Windows 10 and 11 come with a versatile emoji and GIF picker, but there’s also a section where you can enter any special character. Windows 11 supports characters from various languages like Latin, Greek, and Spanish.
Getting there is easy: Use the keyboard combination Windows + Period (.). Then, go to the Symbols section (it’s the fifth section at the top). Here, you’ll see a long list of supported characters.
Characters are divided into multiple categories and you can scroll through them at the top. You’ll find what you’re looking for in the “Latin Symbols” and the “Language Symbols” category. Once you find something, just click the symbol to enter it in the text field.
Alternatively, you can use Alt key combinations to quickly type keyboard shortcuts without using any tool—hold down the Alt key and type a sequence of numbers. Once you release the Alt key, the numbers will convert to the associated character. For example, you can type “0201″ while holding the Alt key to enter the “É” character. FreeCodeCamp has compiled a list of all keyboard shortcuts for special characters. Simply search through their database to find the keyboard combo.
How to enter special characters and symbols on Mac
When it comes to typing special characters on the Mac, you are spoiled with choices. Let’s talk about the simplest method first. If you’re just looking to type a letter with an accent, just hold the letter on the keyboard, and you’ll see all the variations in the box above.
But that only works with letters with accents. What if you want to enter a currency symbol? Your best bet is using keyboard modifiers like Option and Shift. For example, Option + Y will get you the Yen symbol (¥).
But how do you find out what’s associated with which key? To do that, use the visual Keyboard Viewer to get up to speed: Go to System Preferences > Keyboard. From the “Input Sources” tab, enable the “Show input menu. A new Input icon will appear in the menu bar (top left of the screen). Click the menu bar icon, and choose “Show Keyboard Viewer.”
You’ll see a software keyboard on the screen. When you press and hold the Option key, you’ll see the special characters associated with each letter on the keyboard. The same goes for the Shift key, and the Option + Shift combo.
You’ll also notice that some of the keys have an orange outline. These are called Dead Keys, and they hail from the era of the typewriter. The best way to explain this is using the E or the accent key: Let’s say you press the Option + E key, you’ll only see the top accent, but it will be highlighted in Yellow. The next key you press will automatically have the accent embedded with it.
If this method is a bit too confusing for you, you can use the Emoji picker to simplify things. Use the keyboard shortcut Control + Command + Space to bring up the Emoji picker. On a newer Mac, just press the Globe or Fn key. This includes all emojis, symbols, and characters.

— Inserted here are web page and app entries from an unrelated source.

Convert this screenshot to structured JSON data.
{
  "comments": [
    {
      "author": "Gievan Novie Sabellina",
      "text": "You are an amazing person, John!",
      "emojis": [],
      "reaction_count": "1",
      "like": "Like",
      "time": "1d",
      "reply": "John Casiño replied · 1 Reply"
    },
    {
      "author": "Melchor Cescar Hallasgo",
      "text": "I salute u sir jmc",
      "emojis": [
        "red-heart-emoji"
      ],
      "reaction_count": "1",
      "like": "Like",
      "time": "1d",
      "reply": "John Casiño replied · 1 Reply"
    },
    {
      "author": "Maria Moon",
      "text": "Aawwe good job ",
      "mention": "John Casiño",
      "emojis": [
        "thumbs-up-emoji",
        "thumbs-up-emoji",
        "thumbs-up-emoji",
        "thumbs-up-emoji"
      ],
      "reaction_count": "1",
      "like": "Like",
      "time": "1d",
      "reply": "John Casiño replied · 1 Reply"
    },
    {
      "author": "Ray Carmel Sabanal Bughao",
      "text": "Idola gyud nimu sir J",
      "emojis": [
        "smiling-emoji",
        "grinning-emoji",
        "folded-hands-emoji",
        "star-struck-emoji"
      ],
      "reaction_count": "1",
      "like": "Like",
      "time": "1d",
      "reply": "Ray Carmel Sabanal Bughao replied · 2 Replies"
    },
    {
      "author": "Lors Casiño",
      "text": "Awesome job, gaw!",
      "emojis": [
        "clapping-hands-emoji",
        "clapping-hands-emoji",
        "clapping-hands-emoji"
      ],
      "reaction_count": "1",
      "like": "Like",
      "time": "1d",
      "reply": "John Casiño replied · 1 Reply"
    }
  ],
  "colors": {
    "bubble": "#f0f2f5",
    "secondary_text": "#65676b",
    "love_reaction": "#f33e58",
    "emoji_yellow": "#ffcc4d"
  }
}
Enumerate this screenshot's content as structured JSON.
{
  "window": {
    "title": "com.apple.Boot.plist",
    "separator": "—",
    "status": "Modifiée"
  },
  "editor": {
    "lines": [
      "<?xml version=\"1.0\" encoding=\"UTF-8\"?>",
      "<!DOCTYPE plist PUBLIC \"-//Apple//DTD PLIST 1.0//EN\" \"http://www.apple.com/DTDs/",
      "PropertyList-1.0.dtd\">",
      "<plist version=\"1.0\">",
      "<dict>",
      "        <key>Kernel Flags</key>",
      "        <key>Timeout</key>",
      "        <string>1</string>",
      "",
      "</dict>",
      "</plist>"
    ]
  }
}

After opening the emoji picker, you can search for a symbol at the top. To see a list of all options, click the More button in the top right to expand into the full Character Viewer app. Use the sidebar to navigate to different categories like Lantin, Punctuation, and more. Go through the list, select the character, and it will be added to your text file.